The largest port in Europe had a real first today. For the first time, an unmanned ship could be seen in Rotterdam, which received its commands from the shore via a satellite link.
The Orca – 12 meters long, 2 meters wide – belongs to soil researcher Fugro and will inspect wind farms, drilling platforms, pipelines and electricity cables at sea. “Owners of those objects, such as energy companies, naturally want to know the condition of, for example, the windmills,” says Ivar de Josselin de Jong of Fugro. “Based on our research, they can determine what maintenance needs to be done.”
These inspections are currently still carried out by ships with people on board. Fugro finds that quite risky. Not only can the weather be very bad at sea, but when working on the aft deck of ships, people can slip and fall with heavy equipment, just to name a few.
“With our traditional way of working, we naturally try to minimize the risks, but with this unmanned vessel we are taking an even bigger step.” And the new method saves about 95 percent CO2 emissions.
‘This is the future’
According to the Fugro spokesperson, this will be the future: “The 28 ships that we now have in our fleet will be supplemented with ships such as the Orca”, says De Josselin de Jong. Ultimately, it’s about replacement.
Rotterdam harbor master René de Vries is also enthusiastic. Not that container giants from China will soon be coming to Rotterdam in this way, but he does expect a mix of manned and unmanned ships in the port of Rotterdam in the coming decades.

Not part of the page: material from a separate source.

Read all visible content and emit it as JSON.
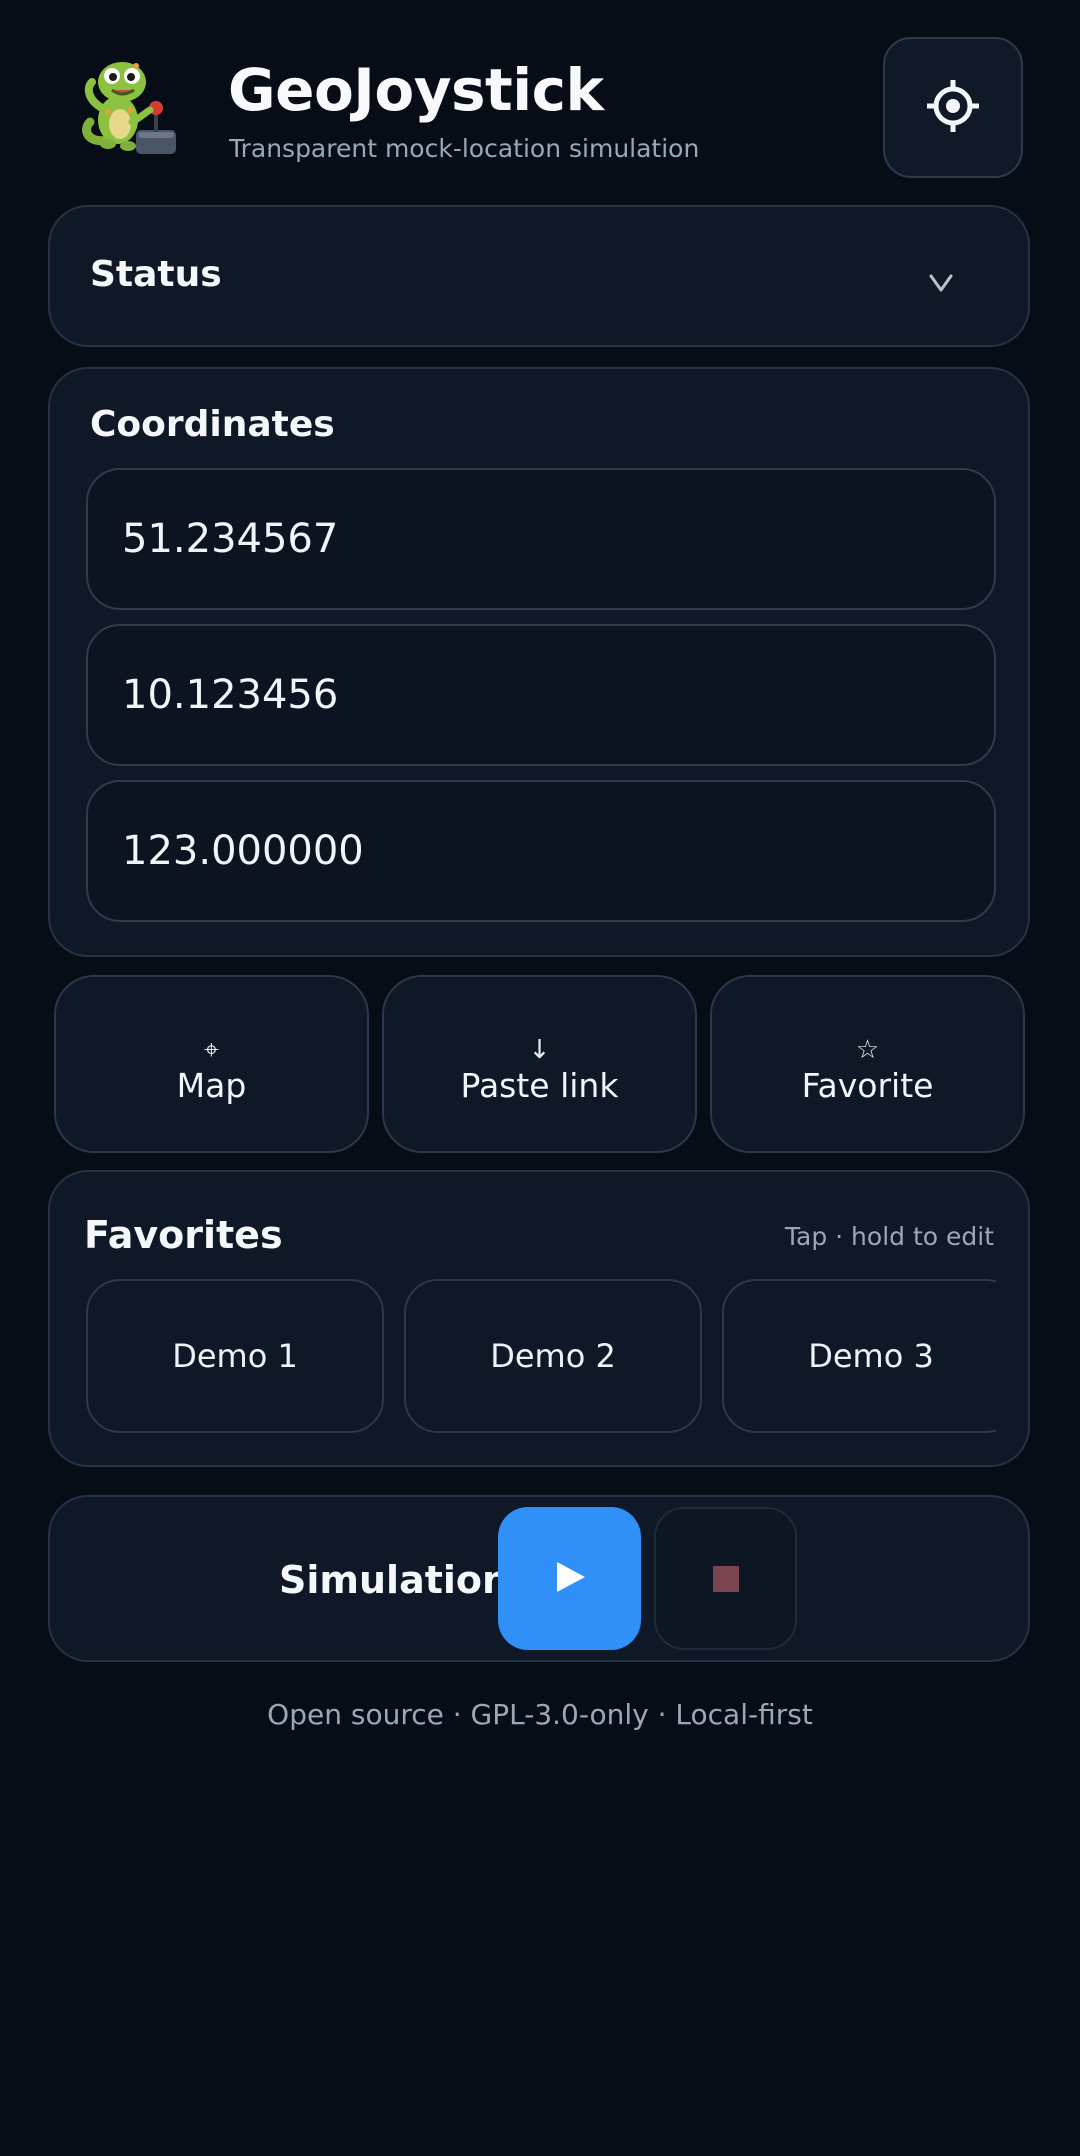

“I think it is a beautiful moment, for the first time a remotely controlled seagoing vessel in our port. It stands for what this port stands for: innovation, renewal, efficiency, durability. Now a much larger ship is going out to sea with a lot of people. If it can be replaced by an unmanned variant full of measuring equipment, you are working very sustainably.”
According to De Vries, his port also has patrol vessels. “I would really like to have an unmanned fire-fighting vessel so that I no longer have to put my people in dangerous situations.”

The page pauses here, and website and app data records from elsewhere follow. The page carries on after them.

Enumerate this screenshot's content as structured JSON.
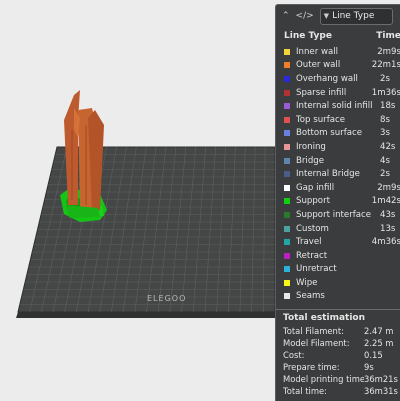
{
  "viewport": {
    "plate_logo": "ELEGOO"
  },
  "panel": {
    "view_selector": "Line Type",
    "columns": {
      "type": "Line Type",
      "time": "Time"
    },
    "line_types": [
      {
        "label": "Inner wall",
        "time": "2m9s",
        "color": "#f0d43a"
      },
      {
        "label": "Outer wall",
        "time": "22m1s",
        "color": "#f07d2a"
      },
      {
        "label": "Overhang wall",
        "time": "2s",
        "color": "#2a2ad8"
      },
      {
        "label": "Sparse infill",
        "time": "1m36s",
        "color": "#b03232"
      },
      {
        "label": "Internal solid infill",
        "time": "18s",
        "color": "#9a5ad6"
      },
      {
        "label": "Top surface",
        "time": "8s",
        "color": "#e05050"
      },
      {
        "label": "Bottom surface",
        "time": "3s",
        "color": "#6a80e0"
      },
      {
        "label": "Ironing",
        "time": "42s",
        "color": "#e69696"
      },
      {
        "label": "Bridge",
        "time": "4s",
        "color": "#5f86b0"
      },
      {
        "label": "Internal Bridge",
        "time": "2s",
        "color": "#4a5e8a"
      },
      {
        "label": "Gap infill",
        "time": "2m9s",
        "color": "#ffffff"
      },
      {
        "label": "Support",
        "time": "1m42s",
        "color": "#10d010"
      },
      {
        "label": "Support interface",
        "time": "43s",
        "color": "#2a7a2a"
      },
      {
        "label": "Custom",
        "time": "13s",
        "color": "#4fa0a0"
      },
      {
        "label": "Travel",
        "time": "4m36s",
        "color": "#1fa7a7"
      },
      {
        "label": "Retract",
        "time": "",
        "color": "#c01ec0"
      },
      {
        "label": "Unretract",
        "time": "",
        "color": "#2cb2d8"
      },
      {
        "label": "Wipe",
        "time": "",
        "color": "#f7f71a"
      },
      {
        "label": "Seams",
        "time": "",
        "color": "#e8e8e8"
      }
    ],
    "estimation": {
      "title": "Total estimation",
      "rows": [
        {
          "key": "Total Filament:",
          "value": "2.47 m"
        },
        {
          "key": "Model Filament:",
          "value": "2.25 m"
        },
        {
          "key": "Cost:",
          "value": "0.15"
        },
        {
          "key": "Prepare time:",
          "value": "9s"
        },
        {
          "key": "Model printing time:",
          "value": "36m21s"
        },
        {
          "key": "Total time:",
          "value": "36m31s"
        }
      ]
    }
  }
}
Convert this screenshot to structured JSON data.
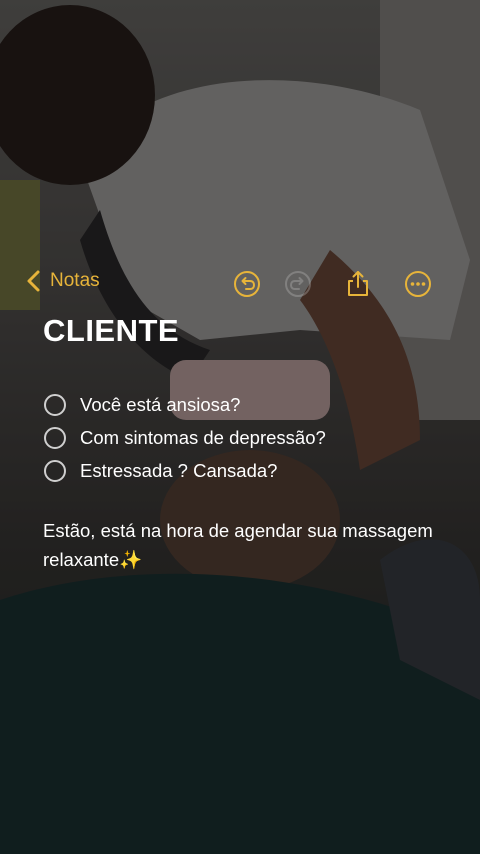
{
  "toolbar": {
    "back_label": "Notas",
    "back_icon": "chevron-left-icon",
    "undo_icon": "undo-icon",
    "redo_icon": "redo-icon",
    "share_icon": "share-icon",
    "more_icon": "more-icon",
    "accent_color": "#e7b43a"
  },
  "note": {
    "title": "CLIENTE",
    "checklist": [
      {
        "label": "Você está ansiosa?",
        "checked": false
      },
      {
        "label": "Com sintomas de depressão?",
        "checked": false
      },
      {
        "label": "Estressada ? Cansada?",
        "checked": false
      }
    ],
    "paragraph": "Estão, está na hora de agendar sua massagem relaxante",
    "sparkle": "✨"
  }
}
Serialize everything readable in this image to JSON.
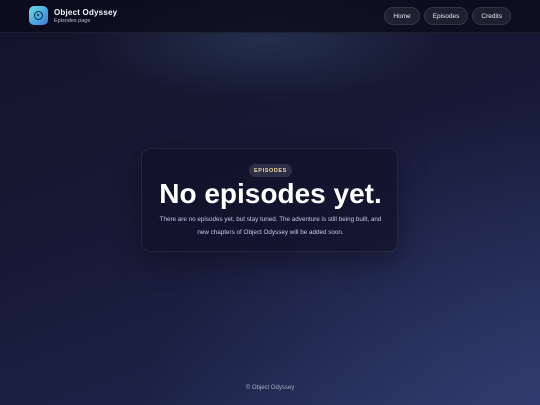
{
  "header": {
    "app_title": "Object Odyssey",
    "page_subtitle": "Episodes page",
    "logo_icon": "target-icon",
    "nav": [
      {
        "label": "Home"
      },
      {
        "label": "Episodes"
      },
      {
        "label": "Credits"
      }
    ]
  },
  "main": {
    "badge": "EPISODES",
    "heading": "No episodes yet.",
    "description": "There are no episodes yet, but stay tuned. The adventure is still being built, and new chapters of Object Odyssey will be added soon."
  },
  "footer": {
    "text": "© Object Odyssey"
  },
  "colors": {
    "background": "#171a36",
    "accent": "#4aa6e0",
    "badge_text": "#f3d9a8"
  }
}
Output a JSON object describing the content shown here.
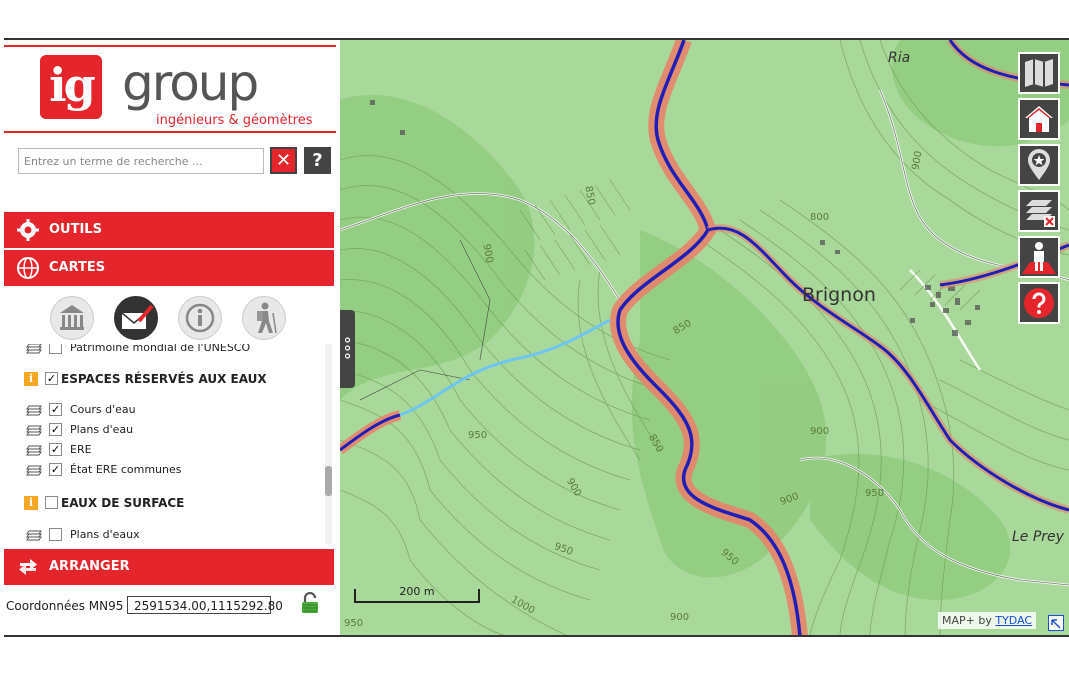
{
  "brand": {
    "mark": "ig",
    "name": "group",
    "tagline": "ingénieurs & géomètres"
  },
  "search": {
    "placeholder": "Entrez un terme de recherche ...",
    "clear_label": "✕",
    "help_label": "?"
  },
  "sections": {
    "outils": "OUTILS",
    "cartes": "CARTES",
    "arranger": "ARRANGER"
  },
  "category_icons": [
    "building-icon",
    "envelope-pen-icon",
    "info-icon",
    "hiker-icon"
  ],
  "layers": {
    "top_partial": {
      "label": "Patrimoine mondial de l'UNESCO",
      "checked": false
    },
    "group1": {
      "label": "ESPACES RÉSERVÉS AUX EAUX",
      "checked": true,
      "items": [
        {
          "label": "Cours d'eau",
          "checked": true
        },
        {
          "label": "Plans d'eau",
          "checked": true
        },
        {
          "label": "ERE",
          "checked": true
        },
        {
          "label": "État ERE communes",
          "checked": true
        }
      ]
    },
    "group2": {
      "label": "EAUX DE SURFACE",
      "checked": false,
      "items": [
        {
          "label": "Plans d'eaux",
          "checked": false
        }
      ]
    }
  },
  "coordinates": {
    "label": "Coordonnées MN95",
    "value": "2591534.00,1115292.80"
  },
  "map": {
    "places": {
      "brignon": "Brignon",
      "ria": "Ria",
      "le_prey": "Le Prey"
    },
    "contour_labels": {
      "c1": "900",
      "c2": "850",
      "c3": "900",
      "c4": "850",
      "c5": "900",
      "c6": "950",
      "c7": "850",
      "c8": "900",
      "c9": "950",
      "c10": "900",
      "c11": "950",
      "c12": "950",
      "c13": "1000",
      "c14": "950",
      "c15": "900",
      "c16": "800"
    },
    "scale_label": "200 m",
    "attribution_prefix": "MAP+ by",
    "attribution_link": "TYDAC",
    "colors": {
      "terrain": "#a9d99a",
      "river": "#1f1fb8",
      "river_buffer": "#e8836a",
      "stream": "#6ec6f0",
      "accent": "#e4252b"
    }
  },
  "map_controls": [
    "map-toggle-icon",
    "home-icon",
    "marker-star-icon",
    "layers-remove-icon",
    "person-icon",
    "help-icon"
  ]
}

Does it cost jobs?
And will this technical progress cost jobs in the future? According to the Fugro spokesperson, absolutely not: “The jobs go from sea to land. That is a lot safer for people.”
Unmanned ship debuts in Rotterdam port
Source link Unmanned ship debuts in Rotterdam port